I won’t bore you with the stats talk, trust me – I hated maths at school, but this perfectly illustrates the point that I want to make. (If you’re a maths genius, please bare with me as I butcher this concept). In this diagram, you can see that most variables fall in the centre at 34.1%, and as you move to either sides of the curve, the percentage decreases. The data is representing the distribution of the same variables; the majority is at the centre, but there are still plenty that don’t fall in the dark blue region.
Once I realised that though I may not fall in the “34.1%”, with the majority of men, in Christ I am still represented in the bell curve of masculinity, such a heavy weight was lifted. I belonged. I’m here. I’m here. I remember that season of discovery vividly – how the Holy Spirit used it to re-instill so much lost confidence in my soul, even convicting and burdening me for my fellow brothers, whether in the 34.1% or in the 0.1% bracket, now that I had realised that we are one Body. “For just as each of us has one body with many members, and these members do not all have the same function, so in Christ we, though many, form one body, and each member belongs to all the others. We have different gifts…” Romans 12:4-6(a).We the Church, embrace the undeniable spectrum of personalities existing within humanity as it is created in God’s image and likeness, for “Christ is all, and is in all.” Colossians 3:11(b). In the Lord, the gentle man and the resilient woman, the expressive male and the reserved female, the stay-at-home father and the working mother alike, hold a significant role in the Body of Christ. A role that only the 0.1% on the bell curve can fulfill; a calling though not understood by the world, is fully known and anointed by The Father.
Every member of the Body becomes a spirit reflecting a trait of his/ her Creator in your eyes, when you choose to embrace the normal distribution that exists within your own sex and the opposite sex. This liberating truth opened the door to the brotherhood I had longed for all along; pure, unfiltered, edifying, long-lasting friendships with other men. Brotherhood that challenges me when I am falling short, comforts me when I am miserable, corrects me when I am backsliding, and prays for me when I am broken.

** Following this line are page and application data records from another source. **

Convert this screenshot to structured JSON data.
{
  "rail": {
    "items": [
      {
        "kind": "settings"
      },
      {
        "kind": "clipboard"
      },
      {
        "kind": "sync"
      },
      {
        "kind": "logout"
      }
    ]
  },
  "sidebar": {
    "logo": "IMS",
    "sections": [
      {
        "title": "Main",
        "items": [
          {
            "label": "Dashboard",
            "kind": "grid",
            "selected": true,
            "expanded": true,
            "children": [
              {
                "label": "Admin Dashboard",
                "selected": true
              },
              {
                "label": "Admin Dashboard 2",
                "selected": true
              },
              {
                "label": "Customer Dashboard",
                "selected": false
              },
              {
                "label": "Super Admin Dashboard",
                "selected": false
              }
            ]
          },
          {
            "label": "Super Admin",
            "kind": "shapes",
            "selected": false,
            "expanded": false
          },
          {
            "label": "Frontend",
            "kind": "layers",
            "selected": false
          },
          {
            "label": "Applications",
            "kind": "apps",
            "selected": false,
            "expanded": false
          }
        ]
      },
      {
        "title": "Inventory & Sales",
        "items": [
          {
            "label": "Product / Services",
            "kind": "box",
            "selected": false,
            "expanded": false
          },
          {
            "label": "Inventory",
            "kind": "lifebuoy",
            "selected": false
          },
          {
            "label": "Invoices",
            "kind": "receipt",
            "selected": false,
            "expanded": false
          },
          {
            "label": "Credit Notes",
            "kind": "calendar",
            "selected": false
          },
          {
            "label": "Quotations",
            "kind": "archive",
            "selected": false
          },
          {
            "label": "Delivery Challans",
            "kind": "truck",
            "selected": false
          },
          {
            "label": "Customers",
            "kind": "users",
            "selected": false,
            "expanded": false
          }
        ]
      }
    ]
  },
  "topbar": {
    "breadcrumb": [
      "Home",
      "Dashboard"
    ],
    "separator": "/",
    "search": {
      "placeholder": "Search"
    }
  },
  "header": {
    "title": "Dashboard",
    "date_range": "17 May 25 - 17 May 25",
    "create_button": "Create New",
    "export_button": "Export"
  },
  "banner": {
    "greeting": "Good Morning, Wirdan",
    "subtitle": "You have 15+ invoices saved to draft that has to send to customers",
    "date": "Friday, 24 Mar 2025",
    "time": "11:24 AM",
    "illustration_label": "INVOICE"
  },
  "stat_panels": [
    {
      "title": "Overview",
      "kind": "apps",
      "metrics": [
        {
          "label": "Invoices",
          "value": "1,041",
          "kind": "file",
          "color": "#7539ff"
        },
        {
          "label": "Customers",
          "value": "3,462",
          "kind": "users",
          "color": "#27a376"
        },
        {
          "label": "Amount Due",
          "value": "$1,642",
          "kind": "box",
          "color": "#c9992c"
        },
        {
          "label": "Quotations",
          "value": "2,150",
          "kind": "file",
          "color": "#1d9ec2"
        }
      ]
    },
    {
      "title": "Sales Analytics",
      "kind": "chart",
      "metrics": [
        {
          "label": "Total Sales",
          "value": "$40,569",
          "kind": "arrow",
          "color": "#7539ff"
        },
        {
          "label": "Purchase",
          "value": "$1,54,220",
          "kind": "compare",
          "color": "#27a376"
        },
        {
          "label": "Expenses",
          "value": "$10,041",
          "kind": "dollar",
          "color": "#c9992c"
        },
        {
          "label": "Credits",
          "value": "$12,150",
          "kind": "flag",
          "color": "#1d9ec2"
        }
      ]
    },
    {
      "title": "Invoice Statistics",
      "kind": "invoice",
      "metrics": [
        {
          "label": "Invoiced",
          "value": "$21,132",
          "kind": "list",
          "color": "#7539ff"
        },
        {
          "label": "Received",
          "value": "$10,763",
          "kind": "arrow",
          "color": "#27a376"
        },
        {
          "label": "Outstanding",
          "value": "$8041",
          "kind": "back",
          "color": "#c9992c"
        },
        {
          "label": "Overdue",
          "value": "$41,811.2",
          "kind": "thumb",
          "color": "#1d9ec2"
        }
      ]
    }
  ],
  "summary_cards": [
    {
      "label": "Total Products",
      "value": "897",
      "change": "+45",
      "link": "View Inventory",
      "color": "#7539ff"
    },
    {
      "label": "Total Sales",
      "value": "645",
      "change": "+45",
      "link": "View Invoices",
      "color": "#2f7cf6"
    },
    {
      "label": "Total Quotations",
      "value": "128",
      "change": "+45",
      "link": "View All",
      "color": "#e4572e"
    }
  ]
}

By the grace of God, I now have brothers whose souls are knit to mine, and though we may fall at different points on the spectrum, “a friend loves at all times, and a brother is born for a time of adversity” Proverbs 17:17.
“I want you to know that the love that is between me and you is no bodily love, but a spiritual love. For bodily friendship has no firmness or stability, being moved by strange winds.”

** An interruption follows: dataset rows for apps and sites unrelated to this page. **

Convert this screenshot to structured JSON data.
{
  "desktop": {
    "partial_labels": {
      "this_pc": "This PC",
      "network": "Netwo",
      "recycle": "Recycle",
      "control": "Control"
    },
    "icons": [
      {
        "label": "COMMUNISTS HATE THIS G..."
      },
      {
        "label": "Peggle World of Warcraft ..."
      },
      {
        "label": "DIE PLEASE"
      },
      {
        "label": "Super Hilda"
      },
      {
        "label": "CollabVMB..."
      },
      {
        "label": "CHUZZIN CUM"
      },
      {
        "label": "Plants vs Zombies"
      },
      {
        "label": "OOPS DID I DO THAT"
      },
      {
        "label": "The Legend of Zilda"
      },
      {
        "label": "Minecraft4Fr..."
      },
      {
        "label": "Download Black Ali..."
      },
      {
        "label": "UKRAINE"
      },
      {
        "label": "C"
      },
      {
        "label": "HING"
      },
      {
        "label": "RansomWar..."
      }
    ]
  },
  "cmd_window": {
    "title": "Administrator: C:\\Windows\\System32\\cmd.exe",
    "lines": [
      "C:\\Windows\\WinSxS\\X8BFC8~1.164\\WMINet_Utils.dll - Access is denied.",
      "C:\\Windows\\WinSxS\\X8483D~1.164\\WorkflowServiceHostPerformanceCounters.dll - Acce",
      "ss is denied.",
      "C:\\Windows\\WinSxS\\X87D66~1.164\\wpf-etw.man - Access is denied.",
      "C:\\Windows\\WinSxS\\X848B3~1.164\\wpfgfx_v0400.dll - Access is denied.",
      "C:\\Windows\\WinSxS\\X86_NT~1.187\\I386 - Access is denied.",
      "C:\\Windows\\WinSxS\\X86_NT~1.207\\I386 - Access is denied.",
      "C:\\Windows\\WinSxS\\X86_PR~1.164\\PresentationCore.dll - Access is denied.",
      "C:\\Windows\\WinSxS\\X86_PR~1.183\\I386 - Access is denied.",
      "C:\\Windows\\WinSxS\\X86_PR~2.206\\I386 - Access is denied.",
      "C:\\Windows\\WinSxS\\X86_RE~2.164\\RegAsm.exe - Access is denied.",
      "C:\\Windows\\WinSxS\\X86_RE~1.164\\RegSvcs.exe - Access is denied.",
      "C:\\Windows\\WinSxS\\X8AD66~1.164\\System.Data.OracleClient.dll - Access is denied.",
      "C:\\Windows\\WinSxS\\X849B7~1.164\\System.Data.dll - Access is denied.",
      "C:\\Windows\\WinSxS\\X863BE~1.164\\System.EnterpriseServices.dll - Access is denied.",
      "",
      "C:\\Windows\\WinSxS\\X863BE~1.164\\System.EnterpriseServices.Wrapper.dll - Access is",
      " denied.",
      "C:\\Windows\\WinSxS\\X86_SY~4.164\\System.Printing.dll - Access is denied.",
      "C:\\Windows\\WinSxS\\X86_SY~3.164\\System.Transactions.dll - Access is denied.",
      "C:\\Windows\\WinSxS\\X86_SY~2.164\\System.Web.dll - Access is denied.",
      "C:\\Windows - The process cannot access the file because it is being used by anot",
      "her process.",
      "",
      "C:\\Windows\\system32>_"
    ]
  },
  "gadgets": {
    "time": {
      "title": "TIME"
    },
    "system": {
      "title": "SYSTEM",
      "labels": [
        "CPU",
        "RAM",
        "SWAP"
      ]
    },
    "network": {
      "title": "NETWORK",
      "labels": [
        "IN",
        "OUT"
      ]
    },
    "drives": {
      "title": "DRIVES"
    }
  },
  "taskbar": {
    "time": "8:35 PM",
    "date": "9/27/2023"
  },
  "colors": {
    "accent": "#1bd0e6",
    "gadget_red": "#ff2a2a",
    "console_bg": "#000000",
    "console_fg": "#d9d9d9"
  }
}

– St. Anthony
If you have walked a similar road to me, I pray for your healing. I pray that your rooted identity in the Lord would nourish your self-confidence; that the chains of self-doubt and low self esteem would break free today. I pray that you would accept the radical truth that you are called to serve and minister to those very same people that make you feel unqualified. “The man from whom the demons had gone out begged to go with him, but Jesus sent him away, saying, “Return home and tell how much God has done for you.” So the man went away and told all over town how much Jesus had done for him.” Luke 8:38-39.
If you fall in the 34.1%, I pray for your healing also. For we are one Body, and if one brother or sister is hurting, then you are hurting also. I pray that the Lord would use you to embrace His children at all ends of the beautiful spectrum that humanity has been created into. I pray that you are a voice for those that have yet to discover theirs.
“Now to Him who is able to do exceedingly abundantly above all that we ask or think, according to the power that works in us, to Him be glory in the church by Christ Jesus to all generations, forever and ever. Amen.” Ephesians 3:20-21